Providing an example of claimed subject matter lacking written description in a patent specification, the Patent Trial and Appeal Board (PTAB) found selected claims of two patents invalid under 35 U.S.C § 112, ¶1, in parallel Covered Business Method Review proceedings. Walgreen Co. v. Advanced Marketing Systems, LLC, Case CBM2016-00013, Patent 8,538,805 B2 (PTAB May 24, 2017); Walgreen Co. v. Advanced Marketing Systems, LLC, Cases CBM2016-00014 and CBM2016-00015, Patent 8,370,199 B2. (PTAB May 24, 2017). Claims in both patents were also found anticipated by prior art – after the requisite discussion showing that the patents qualified for CBM review; this post focuses on the Section 112 questions.
The ’805 patent, entitled, “Promotion on Processor and Management System,” discloses “a specifically constructed multi-discount incentive production vehicle (MDV) distributed to select customers,” including “a specific multi-function code embedded in or associated with the vehicle, to identify the customer and permit tracking of the promotion through redemption.” Claim 1 was the only challenged claim of the ’805 patent, and includes a recitation of
a customer account associated with a customer identification code, the customer account comprising two or more of said discounts of the discount vehicle selected by a customer to be associated with the customer account, the customer account being associated with a select code that permits tracking of said customer account during checkout, said select code uniquely identifying all the discounts for all of the plural products associated with the customer account.
The Petitioner argued that the claim failed the written description requirement of Section 112, first paragraph, because, said the Petitioner, the patent Specification never disclosed customer input to select discounts for inclusion in the claimed discount program. The PTAB agreed.
The Petitioner’s argued that the Specification disclosed only an administrator selecting discounts for each customer. The Patent Owner responded by arguing that a checklist shown in the figures disclosed a customer’s selection of discounts. But the PTAB agreed with the Petitioner that this figure simply showed a customer’s shopping list. The Patent Owner’s expert at most was able to attest to how the claimed system might have worked; the Specification did not disclose and data file by which a customer discount could have been recorded based on this selection.
The PTAB also rejected the Petitioner’s attempt to rely on disclosures related to a “customer profile” as relevant to the recited customer account. “To the contrary,” the PTAB explained, “the use of different terms in different places in a patent indicates that they are not the same.”

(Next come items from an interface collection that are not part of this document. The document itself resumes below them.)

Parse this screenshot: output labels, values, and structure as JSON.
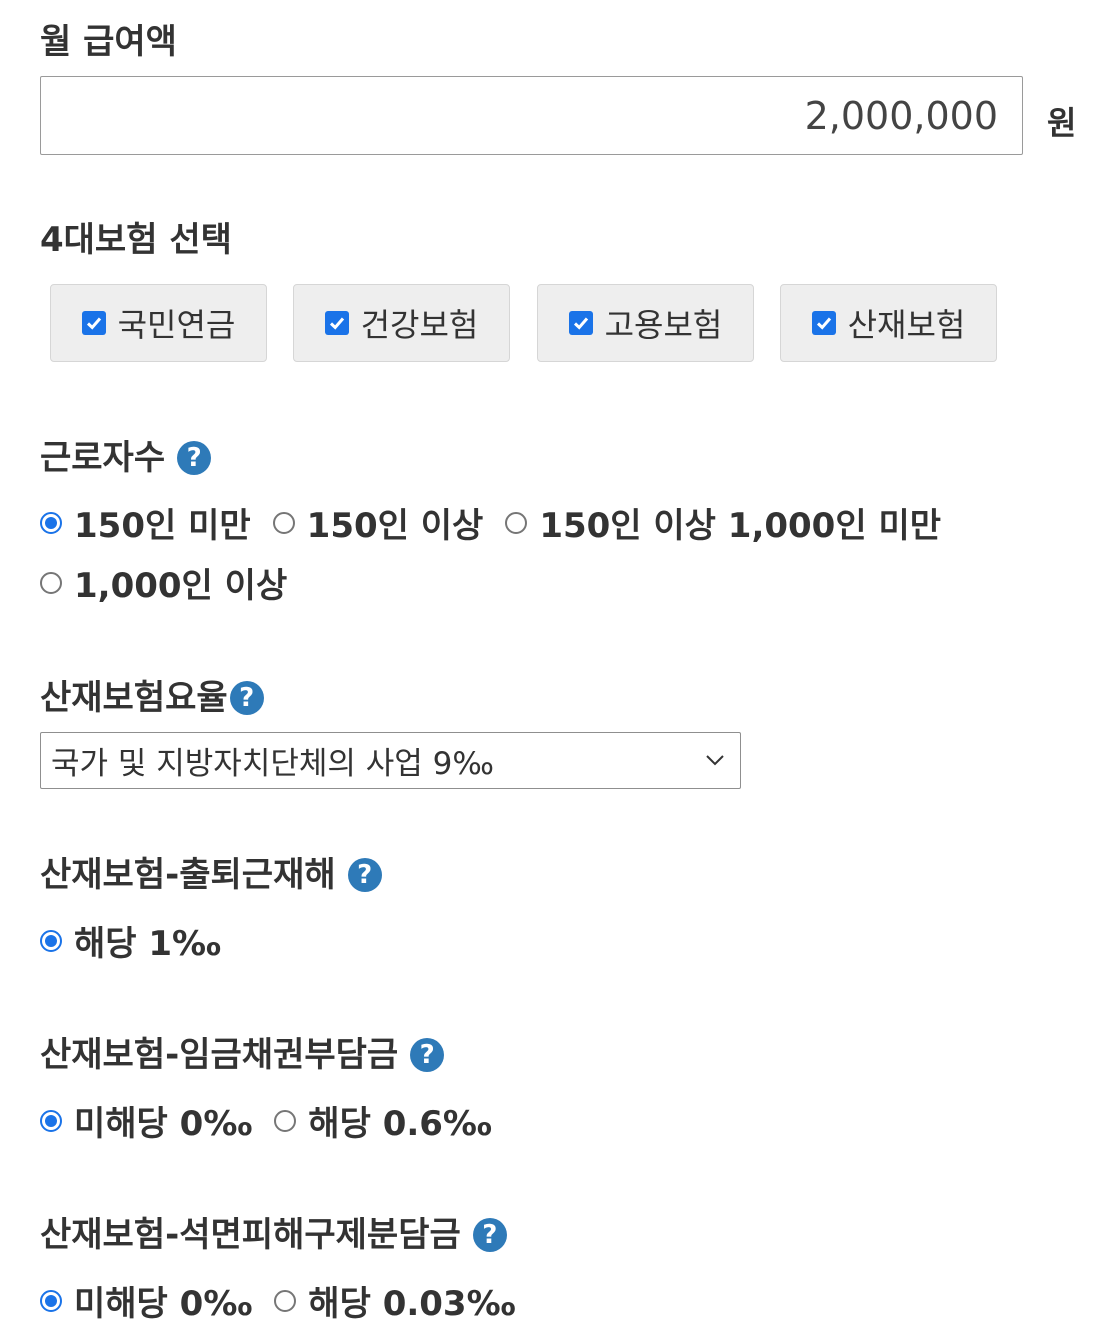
{
  "salary": {
    "label": "월 급여액",
    "value": "2,000,000",
    "unit": "원"
  },
  "insurance": {
    "label": "4대보험 선택",
    "options": [
      {
        "label": "국민연금",
        "checked": true
      },
      {
        "label": "건강보험",
        "checked": true
      },
      {
        "label": "고용보험",
        "checked": true
      },
      {
        "label": "산재보험",
        "checked": true
      }
    ]
  },
  "workers": {
    "label": "근로자수",
    "help": "?",
    "options": [
      {
        "label": "150인 미만",
        "selected": true
      },
      {
        "label": "150인 이상",
        "selected": false
      },
      {
        "label": "150인 이상 1,000인 미만",
        "selected": false
      },
      {
        "label": "1,000인 이상",
        "selected": false
      }
    ]
  },
  "industrial_rate": {
    "label": "산재보험요율",
    "help": "?",
    "selected": "국가 및 지방자치단체의 사업 9‰"
  },
  "commute": {
    "label": "산재보험-출퇴근재해",
    "help": "?",
    "options": [
      {
        "label": "해당 1‰",
        "selected": true
      }
    ]
  },
  "wage_claim": {
    "label": "산재보험-임금채권부담금",
    "help": "?",
    "options": [
      {
        "label": "미해당 0‰",
        "selected": true
      },
      {
        "label": "해당 0.6‰",
        "selected": false
      }
    ]
  },
  "asbestos": {
    "label": "산재보험-석면피해구제분담금",
    "help": "?",
    "options": [
      {
        "label": "미해당 0‰",
        "selected": true
      },
      {
        "label": "해당 0.03‰",
        "selected": false
      }
    ]
  },
  "colors": {
    "accent": "#1a73e8",
    "help_icon": "#2e7ab8",
    "box_bg": "#eeeeee"
  }
}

The decision on the ’199 patent, of which the ’805 patent was a continuation, was similar.